CR: Robovacs gone wild

In this Thursday, Aug. 25, 2016, photo, an iRobot Braava Jet floor cleaner, top, and Roomba vacuum are displayed at the company's headquarters in Bedford, Mass. The company is transitioning away from military projects to household robots. (AP Photo/Charles Krupa)

(Consumer Reports) Remember that video that went viral earlier this year, the one where the police responded to a burglary call only to find that the intruder was actually a robotic vacuum cleaner that got trapped in a bathroom?

Those smart vacs might be good at picking up dirt but they're not always so smart when it comes to getting out of tight places.

So how do you keep your robotic vacuum from wandering into uncharted territory?
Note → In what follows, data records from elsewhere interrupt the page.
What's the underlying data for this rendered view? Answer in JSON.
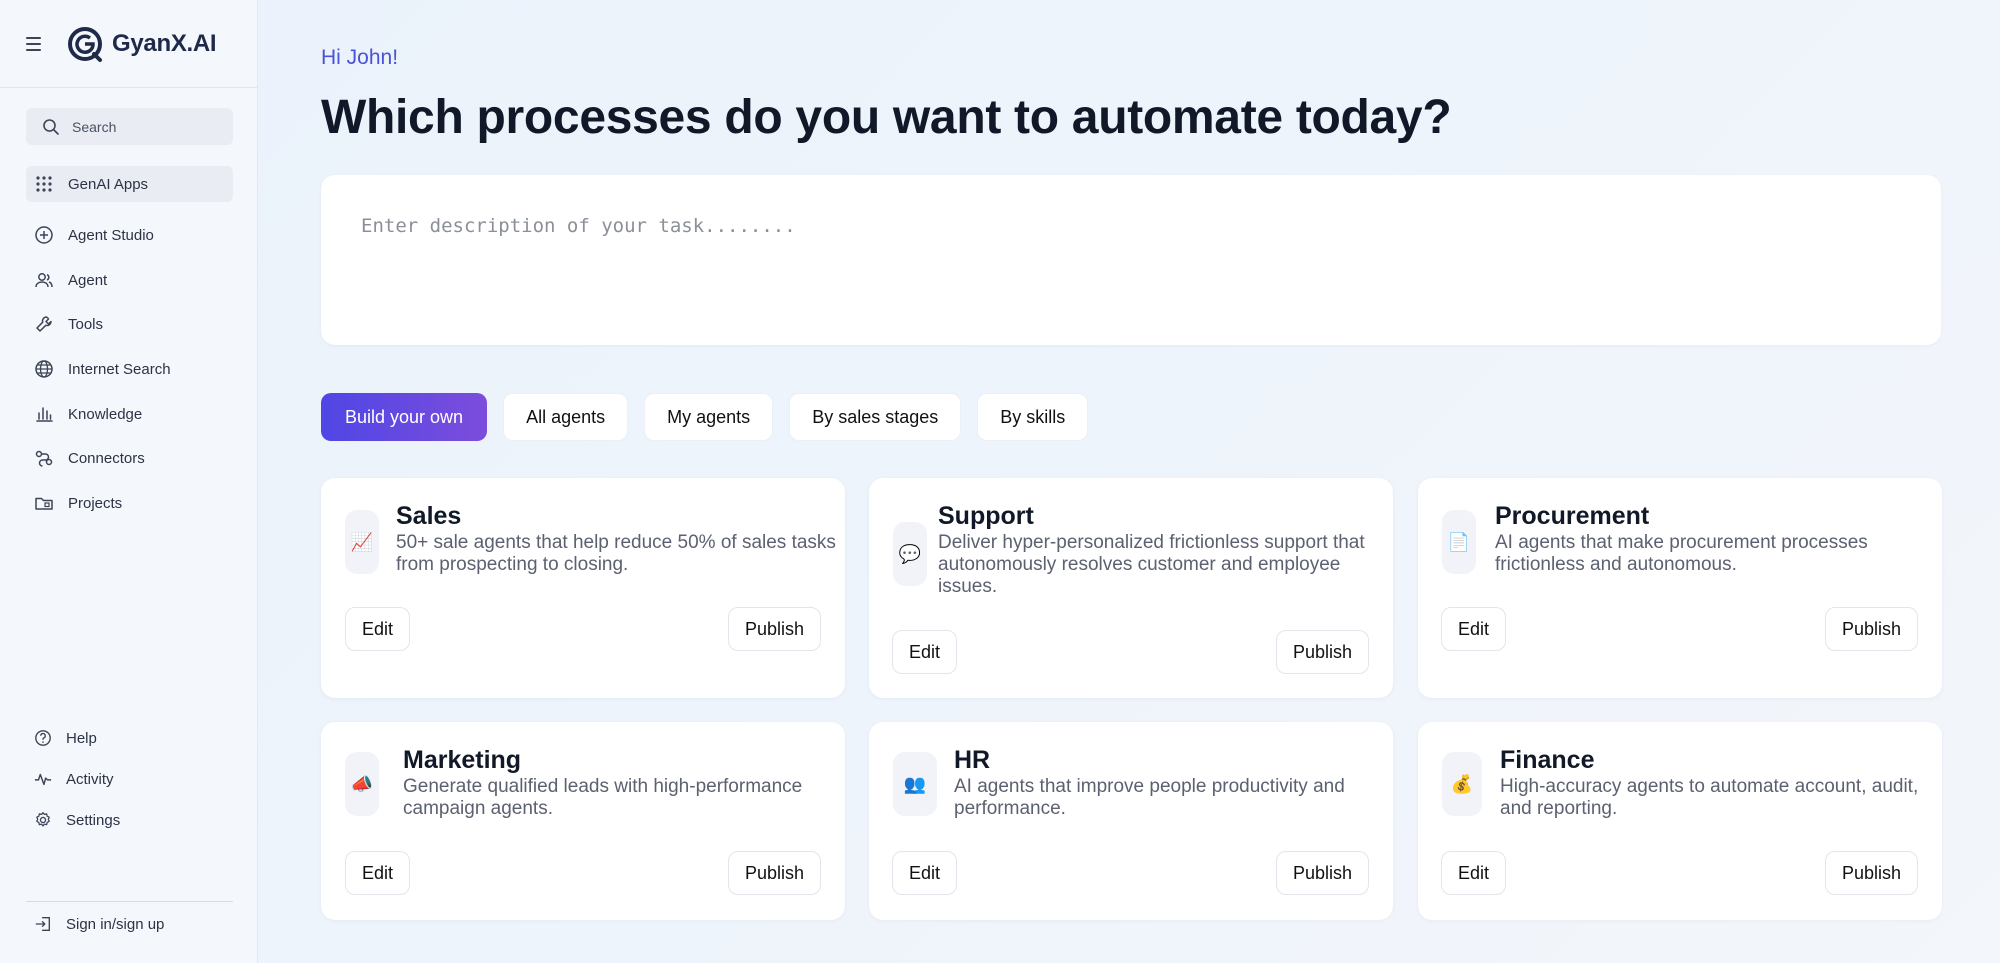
{
  "app": {
    "brand": "GyanX.AI"
  },
  "sidebar": {
    "search_label": "Search",
    "items": [
      {
        "label": "GenAI Apps",
        "icon": "grid-icon"
      },
      {
        "label": "Agent Studio",
        "icon": "plus-circle-icon"
      },
      {
        "label": "Agent",
        "icon": "users-icon"
      },
      {
        "label": "Tools",
        "icon": "wrench-icon"
      },
      {
        "label": "Internet Search",
        "icon": "globe-icon"
      },
      {
        "label": "Knowledge",
        "icon": "bar-chart-icon"
      },
      {
        "label": "Connectors",
        "icon": "connectors-icon"
      },
      {
        "label": "Projects",
        "icon": "folder-icon"
      }
    ],
    "bottom_items": [
      {
        "label": "Help",
        "icon": "help-icon"
      },
      {
        "label": "Activity",
        "icon": "activity-icon"
      },
      {
        "label": "Settings",
        "icon": "gear-icon"
      }
    ],
    "signin_label": "Sign in/sign up"
  },
  "main": {
    "greeting": "Hi John!",
    "headline": "Which processes do you want to automate today?",
    "task_placeholder": "Enter description of your task........",
    "filters": [
      "Build your own",
      "All agents",
      "My agents",
      "By sales stages",
      "By skills"
    ],
    "cards": [
      {
        "title": "Sales",
        "icon": "📈",
        "description": "50+ sale agents that help reduce 50% of sales tasks from prospecting to closing.",
        "edit": "Edit",
        "publish": "Publish"
      },
      {
        "title": "Support",
        "icon": "💬",
        "description": "Deliver hyper-personalized frictionless support that autonomously resolves customer and employee issues.",
        "edit": "Edit",
        "publish": "Publish"
      },
      {
        "title": "Procurement",
        "icon": "📄",
        "description": "AI agents that make procurement processes frictionless and autonomous.",
        "edit": "Edit",
        "publish": "Publish"
      },
      {
        "title": "Marketing",
        "icon": "📣",
        "description": "Generate qualified leads with high-performance campaign agents.",
        "edit": "Edit",
        "publish": "Publish"
      },
      {
        "title": "HR",
        "icon": "👥",
        "description": "AI agents that improve people productivity and performance.",
        "edit": "Edit",
        "publish": "Publish"
      },
      {
        "title": "Finance",
        "icon": "💰",
        "description": "High-accuracy agents to automate account, audit, and reporting.",
        "edit": "Edit",
        "publish": "Publish"
      }
    ]
  },
  "colors": {
    "accent": "#4f46e5",
    "greeting": "#4a52d6"
  }
}
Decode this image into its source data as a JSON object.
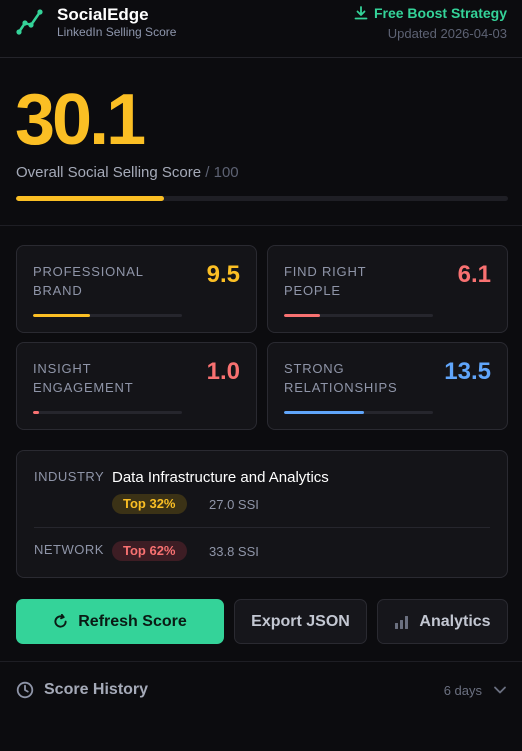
{
  "header": {
    "brand_name": "SocialEdge",
    "brand_subtitle": "LinkedIn Selling Score",
    "boost_link": "Free Boost Strategy",
    "updated": "Updated 2026-04-03"
  },
  "overall": {
    "score": "30.1",
    "caption": "Overall Social Selling Score",
    "max": "/ 100",
    "progress_fraction": 0.301
  },
  "pillars": [
    {
      "label": "PROFESSIONAL BRAND",
      "value": "9.5",
      "fraction": 0.38,
      "color": "#fbbf24"
    },
    {
      "label": "FIND RIGHT PEOPLE",
      "value": "6.1",
      "fraction": 0.244,
      "color": "#f87171"
    },
    {
      "label": "INSIGHT ENGAGEMENT",
      "value": "1.0",
      "fraction": 0.04,
      "color": "#f87171"
    },
    {
      "label": "STRONG RELATIONSHIPS",
      "value": "13.5",
      "fraction": 0.54,
      "color": "#60a5fa"
    }
  ],
  "benchmarks": {
    "industry": {
      "label": "INDUSTRY",
      "name": "Data Infrastructure and Analytics",
      "rank": "Top 32%",
      "ssi": "27.0 SSI"
    },
    "network": {
      "label": "NETWORK",
      "rank": "Top 62%",
      "ssi": "33.8 SSI"
    }
  },
  "actions": {
    "refresh": "Refresh Score",
    "export": "Export JSON",
    "analytics": "Analytics"
  },
  "history": {
    "title": "Score History",
    "range": "6 days"
  },
  "icons": {
    "logo": "chart-trend-icon",
    "boost": "download-icon",
    "refresh": "refresh-icon",
    "analytics": "bar-chart-icon",
    "history": "clock-icon",
    "chevron": "chevron-down-icon"
  },
  "colors": {
    "accent_green": "#34d399",
    "accent_amber": "#fbbf24",
    "accent_red": "#f87171",
    "accent_blue": "#60a5fa",
    "background": "#0c0c0f"
  }
}
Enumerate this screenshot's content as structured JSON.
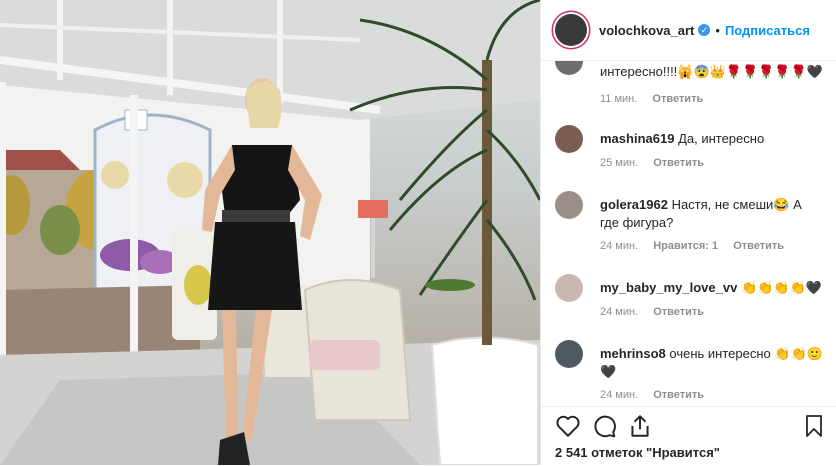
{
  "header": {
    "username": "volochkova_art",
    "verified_icon": "verified-check-icon",
    "separator": "•",
    "follow_label": "Подписаться"
  },
  "comments": [
    {
      "username": "",
      "text": "интересно!!!!🙀😨👑🌹🌹🌹🌹🌹🖤",
      "time": "11 мин.",
      "likes": "",
      "reply": "Ответить"
    },
    {
      "username": "mashina619",
      "text": "Да, интересно",
      "time": "25 мин.",
      "likes": "",
      "reply": "Ответить"
    },
    {
      "username": "golera1962",
      "text": "Настя, не смеши😂 А где фигура?",
      "time": "24 мин.",
      "likes": "Нравится: 1",
      "reply": "Ответить"
    },
    {
      "username": "my_baby_my_love_vv",
      "text": "👏👏👏👏🖤",
      "time": "24 мин.",
      "likes": "",
      "reply": "Ответить"
    },
    {
      "username": "mehrinso8",
      "text": "очень интересно 👏👏🙂🖤",
      "time": "24 мин.",
      "likes": "",
      "reply": "Ответить"
    }
  ],
  "actions": {
    "icons": [
      "heart-icon",
      "comment-icon",
      "share-icon",
      "bookmark-icon"
    ],
    "likes_text": "2 541 отметок \"Нравится\""
  },
  "colors": {
    "accent": "#0095f6",
    "meta": "#8e8e8e",
    "border": "#efefef"
  }
}
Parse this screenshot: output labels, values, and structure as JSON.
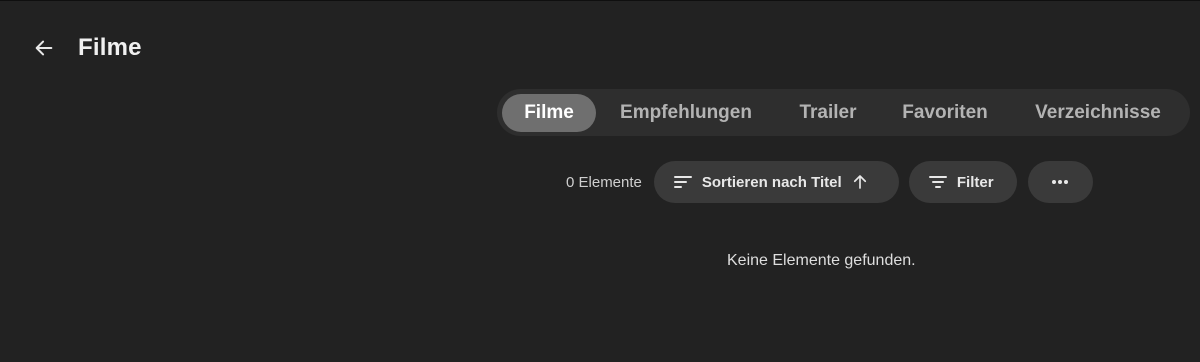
{
  "header": {
    "title": "Filme",
    "back_icon": "arrow-left-icon"
  },
  "tabs": [
    {
      "label": "Filme",
      "active": true
    },
    {
      "label": "Empfehlungen",
      "active": false
    },
    {
      "label": "Trailer",
      "active": false
    },
    {
      "label": "Favoriten",
      "active": false
    },
    {
      "label": "Verzeichnisse",
      "active": false
    }
  ],
  "toolbar": {
    "count": "0 Elemente",
    "sort_label": "Sortieren nach Titel",
    "sort_icon": "sort-lines-icon",
    "sort_direction_icon": "arrow-up-icon",
    "filter_label": "Filter",
    "filter_icon": "filter-icon",
    "more_icon": "more-horizontal-icon"
  },
  "empty_message": "Keine Elemente gefunden.",
  "colors": {
    "background": "#222222",
    "tabbar": "#2e2e2e",
    "active_tab": "#6f6f6f",
    "pill": "#3a3a3a"
  }
}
Consumer Reports testers have some advice.

Some robotic vacuums come with magnetic strips that you place along doorways to keep the robot from crossing. Others come with a device that creates a virtual boundary using infrared beams to keep the robot in or out. And more models come with an app that lets you create boundaries with a swipe of your finger.

Some other ways to keep a robot from roaming? The docking station should be placed against a wall with a couple of feet of open space around it. If you move the station, the robot may have difficulty finding it and could wander around your house until its battery dies.

CR tests the ability of robotic vacuums to pass over rug fringe without getting tangled. But thick bathroom mats should be avoided.

Even pros can find a glitch by chance. A CR tester noticed that one model was missing from its dock every morning. It turns out the robot was unintentionally set to clean every morning at 4 o’clock. But all it took to get it back on schedule were a couple of clicks on the remote.

Consumer Reports suggests that the first time you use a robotic vacuum, watch it as it roams around your house. It’s the best way to notice obstacles, like cords it might get caught in or low furniture it might have trouble navigating.